Of course, not everyone liked him. He knew there were people that wrote him off as a spoiled brat, the rotten son of a good family. If his father hadn’t been an officer in the military, they said, there’s no way a kid like him would get away with pushing his luck like that. Without a good family behind him, a kid like him could’ve ended up with a bullet in the head. He knew what they said. It pissed him off. He couldn’t prove them wrong but he didn’t want to admit it. He couldn’t ignore it, either. Those words had haunted the veteran—until he met the challenger. The challenger knew what was in his heart. They had lain together beside the river, all bruised and cut, stained red by the setting sun. They had cursed each other. Not a part of their bodies was spared from injury.
The veteran dropped his cigarette and stamped it out. The butt joined many others that had collected there.
He reached into his jacket for the pack. He weighed it in his hand. It was the last cigarette. He pulled his hand back out of the pocket. There were footsteps approaching. They were slow. They were familiar. They didn’t sound like the footsteps of a young man.
“My word is my bond. I never break a promise.”
He brushed off his sleeves and lifted his head. The moon above was full.

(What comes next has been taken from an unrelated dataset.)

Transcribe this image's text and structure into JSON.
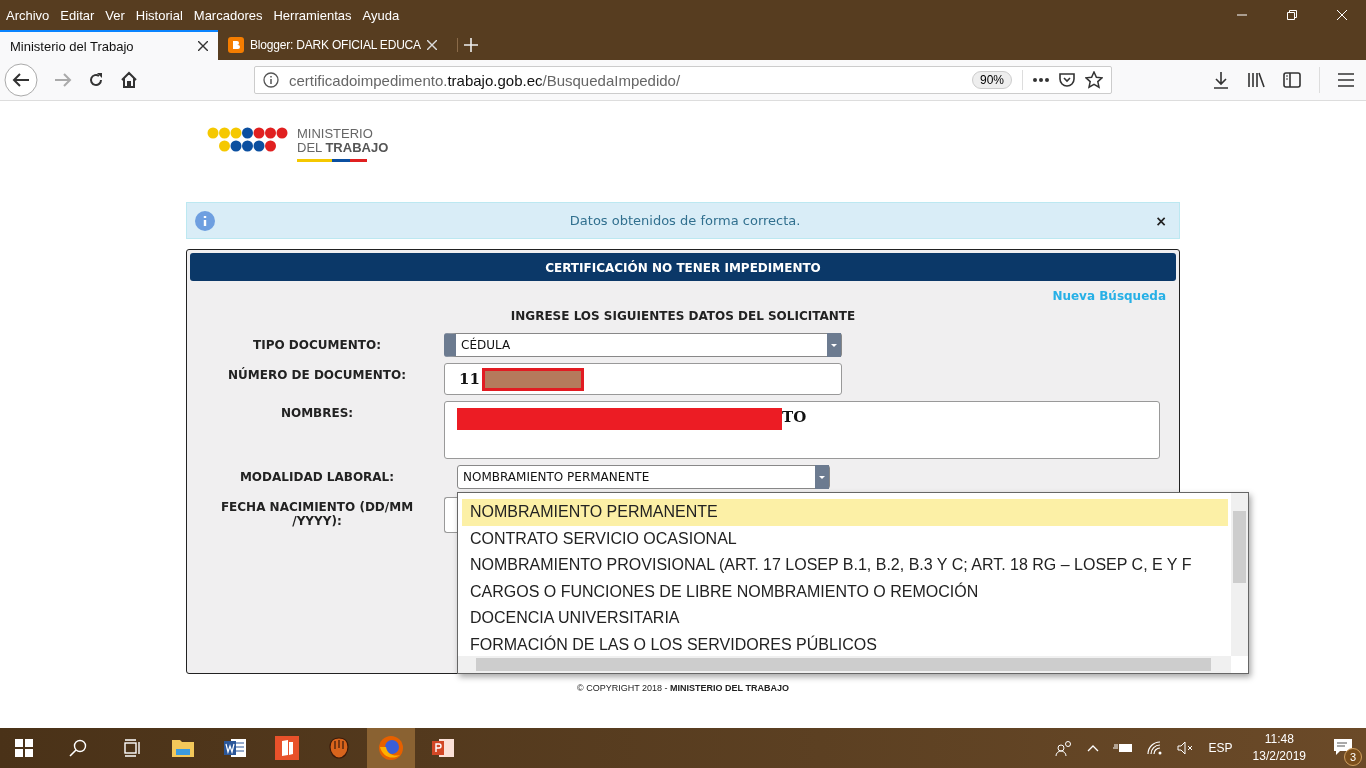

Author’s Note: These stories are inspired by a conversation I had with my friend, a devoted lover of wuxia stories. He was very disappointed at the decline of contemporary wuxia literature, and claimed that the romance of the martial underworld is forever gone. But I believe that the spirit of the swordsmen never dies. I think such a sentiment is built-in among people with a Chinese cultural background. Even when it is shrouded in the mist of history, hidden in the concrete jungle, or submerged in everyday life, there will always be people missing the swordsmen who were free to love and hate; and there will always be people who continue the legend of the jianghu in their own ways.
Hu Yuesheng 胡月生
Born in Shaoxing, Zhejiang province, in 1992, Hu Yuesheng works as an urban and rural planner by day. She describes herself as in love with the city, the countryside, and the people who live on this land. Hu writes short stories and draws comics, and has published two short story collections, Goodbye, Jianghu (《再见江湖》) and A Flash Back of How We Got Married (《关于结婚的一场倒叙》), on the digital publishing platform Douban.
Night Moves | Fiction is a story from our issue, “Lessons For Life.” To read the entire issue, become a subscriber and receive the full magazine. Alternatively, you can purchase the digital version from the App Store.